The reading also proved helpful for EDF 812: “Qualitative Methods,” where doctoral students were scheduled to have a guest lecture on  that evening on the standards for research proposals. Gallaudet’s Institutional Review Board requires that researchers obtain “informed consent” in writing from participants–something Henrietta Lacks’s attending doctors neglected to do.

In addition, the Biology Department uses HeLa cells in its labs. Thanks to the author visit and Skloot’s book, students can now read about the woman–and the story–behind the specimens.

(Rebecca Skloot’s talk was sponsored by the Department of Philosophy and Religion, the Graduate School, and the Schaefer Distinguished Lecturer Program, which is supported by the William H. and Ruth Crane Schaefer Endowment. Arrangements for Skloot’s appearance were made through Greater Talent Network, Inc. in New York.)

–Rhea Yablon Kennedy

9 March 2010


Recent Posts

Roberto E. Wirth, E-’74 & H-’09, passed away on June 5 in Rome, Italy. Mr. Wirth was owner and managing director of the Hotel Hassler in Rome, one of the most prestigious family-owned hotels in the world, and owned several other hotels and resorts throughout Italy. He was a strong advocate for deaf people in...

Alumnus Timel Benton has signed a contract with the Bay Area Panthers of the Indoor Football League (IFL). Benton, who graduated last month, is the first Gallaudet Bison to sign a professional football contract since Tony Tatum signed on with the Utah Blaze in the now-disbanded Arena Football League (AFL) in May 2013. Benton was...

James Caverly, ’11, who plays Theo Dimas in Hulu’s Only Murders in the Building, will play Professor Harold Hill in the Olney Theatre Center’s summer production of Meredith Willson’s Tony-winning musical The Music Man, which opens tonight and runs through July 23. The show’s official opening is on Thursday, June 23. Sandra Mae Frank, ’13,...

About the Author

Gallaudet University

Published Articles: 849

Recent Posts
Deaf hotelier Roberto Wirth passes away
Alumnus Timel Benton to play professional football
Alumni, faculty featured in The Music Man at Olney Theatre Center
Related Categories
Media Inquiries

For any other media inquiry, please contact:

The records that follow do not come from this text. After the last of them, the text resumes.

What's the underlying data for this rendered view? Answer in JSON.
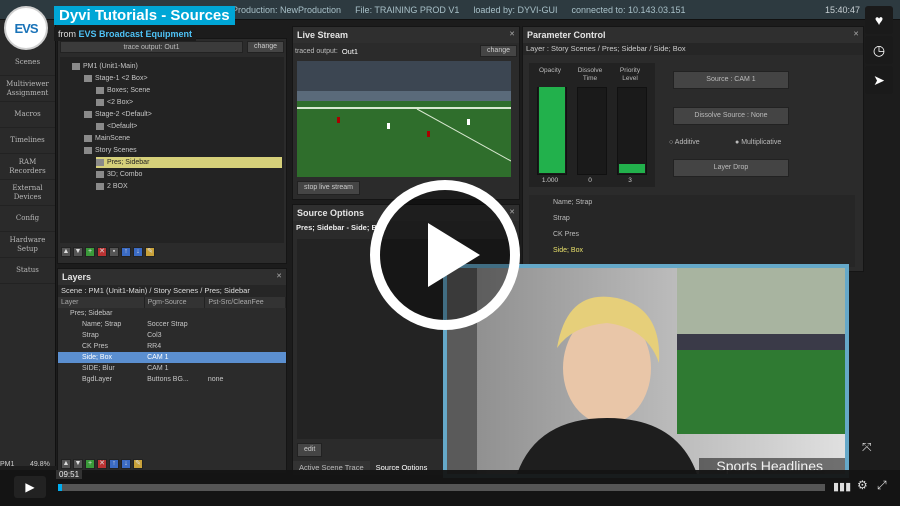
{
  "top_bar": {
    "production": "Production: NewProduction",
    "file": "File: TRAINING PROD V1",
    "loaded": "loaded by: DYVI-GUI",
    "connected": "connected to: 10.143.03.151",
    "clock": "15:40:47"
  },
  "video_title": {
    "logo_text": "EVS",
    "title": "Dyvi Tutorials - Sources",
    "from_prefix": "from",
    "from_link": "EVS Broadcast Equipment"
  },
  "left_nav": [
    "Scenes",
    "Multiviewer Assignment",
    "Macros",
    "Timelines",
    "RAM Recorders",
    "External Devices",
    "Config",
    "Hardware Setup",
    "Status"
  ],
  "scenes_panel": {
    "trace_output": "trace output: Out1",
    "change": "change",
    "tree": [
      {
        "label": "PM1 (Unit1-Main)",
        "depth": 1
      },
      {
        "label": "Stage-1 <2 Box>",
        "depth": 2
      },
      {
        "label": "Boxes; Scene",
        "depth": 3
      },
      {
        "label": "<2 Box>",
        "depth": 3
      },
      {
        "label": "Stage-2 <Default>",
        "depth": 2
      },
      {
        "label": "<Default>",
        "depth": 3
      },
      {
        "label": "MainScene",
        "depth": 2
      },
      {
        "label": "Story Scenes",
        "depth": 2
      },
      {
        "label": "Pres; Sidebar",
        "depth": 3,
        "selected": true
      },
      {
        "label": "3D; Combo",
        "depth": 3
      },
      {
        "label": "2 BOX",
        "depth": 3
      }
    ]
  },
  "layers_panel": {
    "title": "Layers",
    "scene_path": "Scene : PM1 (Unit1-Main) / Story Scenes  / Pres; Sidebar",
    "columns": [
      "Layer",
      "Pgm-Source",
      "Pst-Src/CleanFee"
    ],
    "rows": [
      {
        "layer": "Pres; Sidebar",
        "pgm": "",
        "pst": "",
        "selected": false
      },
      {
        "layer": "Name; Strap",
        "pgm": "Soccer Strap",
        "pst": "",
        "selected": false
      },
      {
        "layer": "Strap",
        "pgm": "Col3",
        "pst": "",
        "selected": false
      },
      {
        "layer": "CK Pres",
        "pgm": "RR4",
        "pst": "",
        "selected": false
      },
      {
        "layer": "Side; Box",
        "pgm": "CAM 1",
        "pst": "",
        "selected": true
      },
      {
        "layer": "SIDE; Blur",
        "pgm": "CAM 1",
        "pst": "",
        "selected": false
      },
      {
        "layer": "BgdLayer",
        "pgm": "Buttons BG...",
        "pst": "none",
        "selected": false
      }
    ]
  },
  "live_stream": {
    "title": "Live Stream",
    "traced_prefix": "traced output:",
    "traced_value": "Out1",
    "change": "change",
    "stop_button": "stop live stream"
  },
  "source_options": {
    "title": "Source Options",
    "path": "Pres; Sidebar - Side; Box",
    "edit": "edit",
    "tab_trace": "Active Scene Trace",
    "tab_options": "Source Options"
  },
  "parameter_control": {
    "title": "Parameter Control",
    "path": "Layer : Story Scenes  / Pres; Sidebar / Side; Box",
    "meters": [
      {
        "label": "Opacity",
        "value": "1.000",
        "fill_fraction": 1.0
      },
      {
        "label": "Dissolve Time",
        "value": "0",
        "fill_fraction": 0.0
      },
      {
        "label": "Priority Level",
        "value": "3",
        "fill_fraction": 0.1
      }
    ],
    "source_button": "Source : CAM 1",
    "dissolve_button": "Dissolve Source : None",
    "additive": "Additive",
    "multiplicative": "Multiplicative",
    "layer_drop": "Layer Drop",
    "layer_list": [
      "Name; Strap",
      "Strap",
      "CK Pres",
      "Side; Box"
    ]
  },
  "overlay": {
    "headline": "Sports Headlines"
  },
  "player": {
    "time": "09:51",
    "status_left": "PM1",
    "status_pct": "49.8%"
  },
  "colors": {
    "accent": "#00a6d6",
    "selected_tree": "#d6d07a",
    "selected_row": "#5b8fd0",
    "meter": "#22b14c",
    "overlay_border": "#65a8c8"
  }
}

No media contact found!

Stay up to date on all the Gallaudet happenings, both stories and initiatives we are doing with our Signing community!​

Admissions Requirements

Hearing Undergraduate